    That means when you're near the equator, you've gotta average 44 km longitude per Earth day, plus whatever latitude progress suits you. You hit difficult terrain, or stop to study an interesting location, and you drift away from the terminator; then you exceed your power budget on cooling or on heating & lighting (and you need plenty of light, because you're trying to make time). Do that a little too often in 8000 km of uncharted wasteland and you die out there.

    The poles could be manageable, but I wouldn't send out even an equatorial terminator-riding mission without some form of rescue capability.

  • by Chris Burke (6130) on Tuesday March 08, 2011 @12:39PM (#35419988) Homepage

    To me, going to Mars or Uranus with probes vs going to the Moon means that we don't want to build up the technology and infrastructure to become a space faring species. It says that we're more interested in satisfying a few scientific curiosities rather than figuring out how to live away from the Earth's surface.

    I find their list to be extremely disappointing. I was hoping to see mankind take its first real steps toward the stars in my lifetime. Ah well...

    Developing technology and infrastructure is a big part of what NASA is focusing on, while letting commercial ventures focus on lowering cost to LEO. It's why I'm more enthusiastic than ever in my life about our prospects for going to the moon and staying there.

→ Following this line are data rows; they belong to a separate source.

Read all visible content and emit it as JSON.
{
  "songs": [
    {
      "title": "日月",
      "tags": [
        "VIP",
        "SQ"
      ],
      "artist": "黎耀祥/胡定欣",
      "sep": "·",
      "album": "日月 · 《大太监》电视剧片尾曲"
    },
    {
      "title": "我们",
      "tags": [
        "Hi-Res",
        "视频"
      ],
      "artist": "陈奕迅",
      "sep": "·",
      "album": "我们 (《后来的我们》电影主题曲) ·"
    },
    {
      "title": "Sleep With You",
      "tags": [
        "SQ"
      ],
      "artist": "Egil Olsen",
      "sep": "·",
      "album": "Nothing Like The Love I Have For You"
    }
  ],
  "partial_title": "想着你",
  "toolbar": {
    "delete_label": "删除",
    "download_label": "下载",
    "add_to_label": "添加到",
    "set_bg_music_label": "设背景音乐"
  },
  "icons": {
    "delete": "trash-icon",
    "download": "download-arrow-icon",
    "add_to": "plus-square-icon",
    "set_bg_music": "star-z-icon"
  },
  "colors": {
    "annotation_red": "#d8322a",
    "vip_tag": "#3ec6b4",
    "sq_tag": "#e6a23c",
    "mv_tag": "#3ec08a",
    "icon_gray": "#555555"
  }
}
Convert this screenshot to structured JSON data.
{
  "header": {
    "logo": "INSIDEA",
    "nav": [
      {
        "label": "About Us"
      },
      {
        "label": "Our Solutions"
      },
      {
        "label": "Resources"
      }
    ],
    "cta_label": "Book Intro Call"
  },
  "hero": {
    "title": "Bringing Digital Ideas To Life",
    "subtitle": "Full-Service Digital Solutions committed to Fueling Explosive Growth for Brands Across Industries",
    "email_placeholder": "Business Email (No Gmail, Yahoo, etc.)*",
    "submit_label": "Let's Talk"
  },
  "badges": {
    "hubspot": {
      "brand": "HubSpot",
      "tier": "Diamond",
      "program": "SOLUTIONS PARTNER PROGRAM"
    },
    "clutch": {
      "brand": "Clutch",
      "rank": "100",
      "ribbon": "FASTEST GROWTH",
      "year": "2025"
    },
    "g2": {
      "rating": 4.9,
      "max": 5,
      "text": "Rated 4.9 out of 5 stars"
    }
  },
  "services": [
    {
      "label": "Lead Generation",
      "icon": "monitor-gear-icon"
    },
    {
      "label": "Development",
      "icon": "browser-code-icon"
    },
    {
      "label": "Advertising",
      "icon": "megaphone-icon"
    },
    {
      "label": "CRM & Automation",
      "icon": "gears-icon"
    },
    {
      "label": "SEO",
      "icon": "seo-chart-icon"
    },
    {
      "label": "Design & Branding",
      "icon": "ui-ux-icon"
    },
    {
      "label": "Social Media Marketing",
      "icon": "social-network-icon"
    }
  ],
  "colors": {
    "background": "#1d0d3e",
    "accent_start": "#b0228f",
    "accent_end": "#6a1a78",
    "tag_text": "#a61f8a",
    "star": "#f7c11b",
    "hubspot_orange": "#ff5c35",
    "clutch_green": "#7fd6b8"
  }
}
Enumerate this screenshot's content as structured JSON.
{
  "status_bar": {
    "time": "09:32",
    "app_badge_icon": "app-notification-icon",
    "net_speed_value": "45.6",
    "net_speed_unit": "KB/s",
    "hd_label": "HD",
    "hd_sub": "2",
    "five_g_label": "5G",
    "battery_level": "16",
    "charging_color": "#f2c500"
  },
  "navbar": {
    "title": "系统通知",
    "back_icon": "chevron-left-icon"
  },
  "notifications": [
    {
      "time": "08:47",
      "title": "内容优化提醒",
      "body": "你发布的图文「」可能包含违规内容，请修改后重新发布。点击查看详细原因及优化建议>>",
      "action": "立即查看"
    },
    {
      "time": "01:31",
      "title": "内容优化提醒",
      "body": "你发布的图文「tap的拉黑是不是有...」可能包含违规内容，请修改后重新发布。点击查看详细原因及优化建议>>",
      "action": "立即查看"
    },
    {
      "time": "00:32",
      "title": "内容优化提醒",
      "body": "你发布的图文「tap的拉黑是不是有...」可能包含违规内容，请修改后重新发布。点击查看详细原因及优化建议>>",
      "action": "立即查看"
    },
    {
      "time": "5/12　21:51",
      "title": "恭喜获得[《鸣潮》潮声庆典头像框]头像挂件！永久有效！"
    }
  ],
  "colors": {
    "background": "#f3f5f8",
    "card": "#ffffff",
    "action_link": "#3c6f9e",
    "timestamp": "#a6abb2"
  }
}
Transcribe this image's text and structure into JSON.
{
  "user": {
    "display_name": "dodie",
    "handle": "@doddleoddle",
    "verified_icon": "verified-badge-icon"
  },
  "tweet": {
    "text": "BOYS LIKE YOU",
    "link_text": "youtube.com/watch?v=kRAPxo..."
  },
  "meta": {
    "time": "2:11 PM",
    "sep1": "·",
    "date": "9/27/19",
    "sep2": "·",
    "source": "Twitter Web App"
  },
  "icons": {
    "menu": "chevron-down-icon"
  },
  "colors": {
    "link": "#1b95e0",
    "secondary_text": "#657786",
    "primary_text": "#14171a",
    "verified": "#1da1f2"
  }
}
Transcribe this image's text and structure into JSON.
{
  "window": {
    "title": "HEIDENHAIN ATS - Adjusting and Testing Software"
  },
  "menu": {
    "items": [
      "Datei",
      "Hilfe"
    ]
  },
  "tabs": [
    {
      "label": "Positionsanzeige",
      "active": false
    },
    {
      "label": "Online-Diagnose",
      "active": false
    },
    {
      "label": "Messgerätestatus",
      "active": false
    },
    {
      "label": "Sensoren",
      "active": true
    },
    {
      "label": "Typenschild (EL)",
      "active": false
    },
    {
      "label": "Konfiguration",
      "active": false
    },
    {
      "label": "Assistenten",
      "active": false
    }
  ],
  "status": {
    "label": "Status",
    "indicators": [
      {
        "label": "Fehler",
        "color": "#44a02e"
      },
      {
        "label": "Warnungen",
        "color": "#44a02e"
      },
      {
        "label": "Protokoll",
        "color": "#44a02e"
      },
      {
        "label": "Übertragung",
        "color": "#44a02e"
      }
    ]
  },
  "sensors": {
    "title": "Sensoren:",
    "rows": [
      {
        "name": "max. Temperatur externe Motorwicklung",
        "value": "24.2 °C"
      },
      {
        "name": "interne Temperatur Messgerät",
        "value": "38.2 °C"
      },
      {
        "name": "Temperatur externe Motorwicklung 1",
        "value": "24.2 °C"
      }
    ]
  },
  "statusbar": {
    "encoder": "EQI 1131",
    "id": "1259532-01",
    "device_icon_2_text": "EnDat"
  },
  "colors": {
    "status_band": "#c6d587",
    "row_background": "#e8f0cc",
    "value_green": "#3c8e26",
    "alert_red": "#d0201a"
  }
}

    This report is not about that. This report is about -- and only about -- satisfying the scientific curiosities that is the other big part of what NASA is about. So of course it doesn't mention colonizing the moon.

    So do not create, nor take this list to imply, a false dichotomy between human exploration of near-earth, and probe-based exploration of the rest of the solar system.

The meat is rotten, but the booze is holding out. Computer translation of "The spirit is willing, but the flesh is weak."

Working...